We consider the problem of learning soft assignments of $N$ items to $K$ categories given two sources of information: an item-category similarity matrix, which encourages items to be assigned to categories they are similar to (and to not be assigned to categories they are dissimilar to), and an item-item similarity matrix, which encourages similar items to have similar assignments. We propose a simple quadratic programming model that captures this intuition. We give necessary conditions for its solution to be unique, define an out-of-sample mapping, and derive a simple, effective training algorithm based on the alternating direction method of multipliers. The model predicts reasonable assignments from even a few similarity values, and can be seen as a generalization of semisupervised learning. It is particularly useful when items naturally belong to multiple categories, as for example when annotating documents with keywords or pictures with tags, with partially tagged items, or when the categories have complex interrelations (e.g. hierarchical) that are unknown.

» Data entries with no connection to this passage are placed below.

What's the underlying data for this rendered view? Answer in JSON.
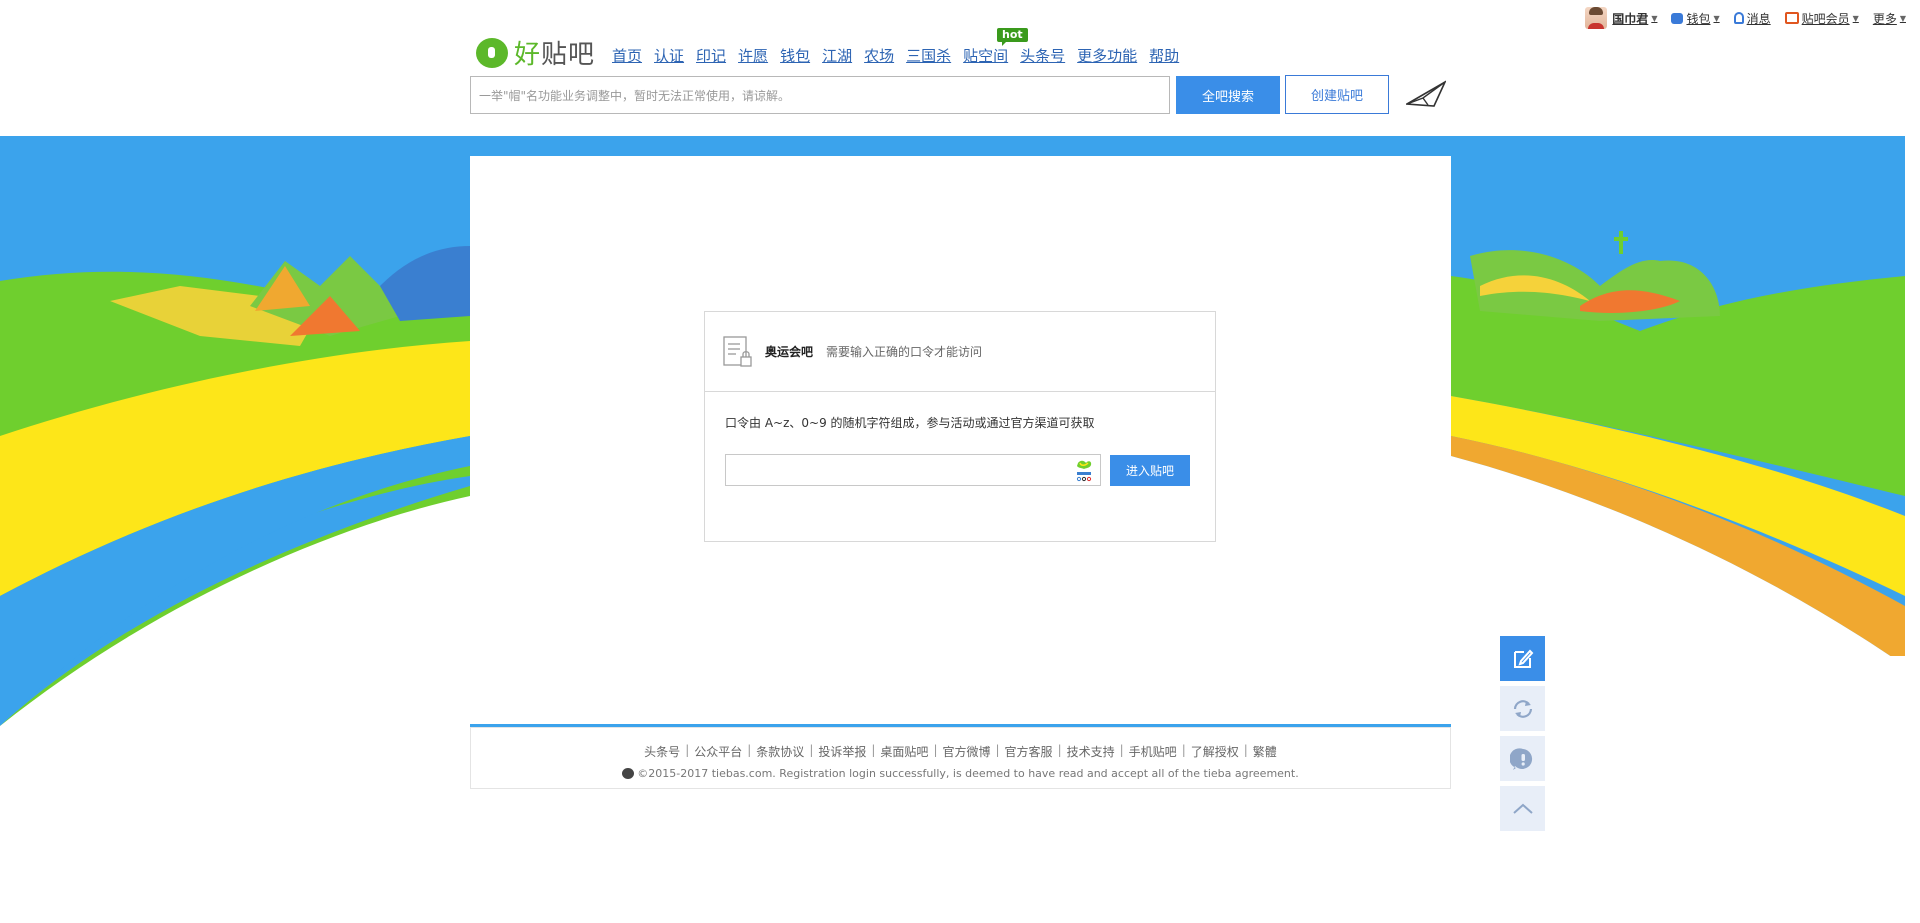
{
  "userbar": {
    "username": "国巾君",
    "wallet": "钱包",
    "messages": "消息",
    "vip": "贴吧会员",
    "more": "更多"
  },
  "logo": {
    "good": "好",
    "tieba": "贴吧"
  },
  "nav": {
    "items": [
      "首页",
      "认证",
      "印记",
      "许愿",
      "钱包",
      "江湖",
      "农场",
      "三国杀",
      "贴空间",
      "头条号",
      "更多功能",
      "帮助"
    ],
    "hot_badge": "hot"
  },
  "search": {
    "placeholder": "一举\"帽\"名功能业务调整中，暂时无法正常使用，请谅解。",
    "search_button": "全吧搜索",
    "create_button": "创建贴吧"
  },
  "card": {
    "title": "奥运会吧",
    "subtitle": "需要输入正确的口令才能访问",
    "description": "口令由 A~z、0~9 的随机字符组成，参与活动或通过官方渠道可获取",
    "enter_button": "进入贴吧"
  },
  "footer": {
    "links": [
      "头条号",
      "公众平台",
      "条款协议",
      "投诉举报",
      "桌面贴吧",
      "官方微博",
      "官方客服",
      "技术支持",
      "手机贴吧",
      "了解授权",
      "繁體"
    ],
    "copyright": "©2015-2017 tiebas.com. Registration login successfully, is deemed to have read and accept all of the tieba agreement."
  },
  "colors": {
    "accent_blue": "#3a8ee8",
    "brand_green": "#5cb82a",
    "sky": "#3ba3ec",
    "grass": "#6fcf2e",
    "yellow": "#fde619",
    "orange": "#f0a830"
  }
}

We provide an elementary proof of a simple, efficient algorithm for computing the Euclidean projection of a point onto the probability simplex. We also show an application in Laplacian K-modes clustering.
Many clustering algorithms exist that estimate a cluster centroid, such as K-means, K-medoids or mean-shift, but no algorithm seems to exist that clusters data by returning exactly K meaningful modes. We propose a natural definition of a K-modes objective function by combining the notions of density and cluster assignment. The algorithm becomes K-means and K-medoids in the limit of very large and very small scales. Computationally, it is slightly slower than K-means but much faster than mean-shift or K-medoids. Unlike K-means, it is able to find centroids that are valid patterns, truly representative of a cluster, even with nonconvex clusters, and appears robust to outliers and misspecification of the scale and number of clusters.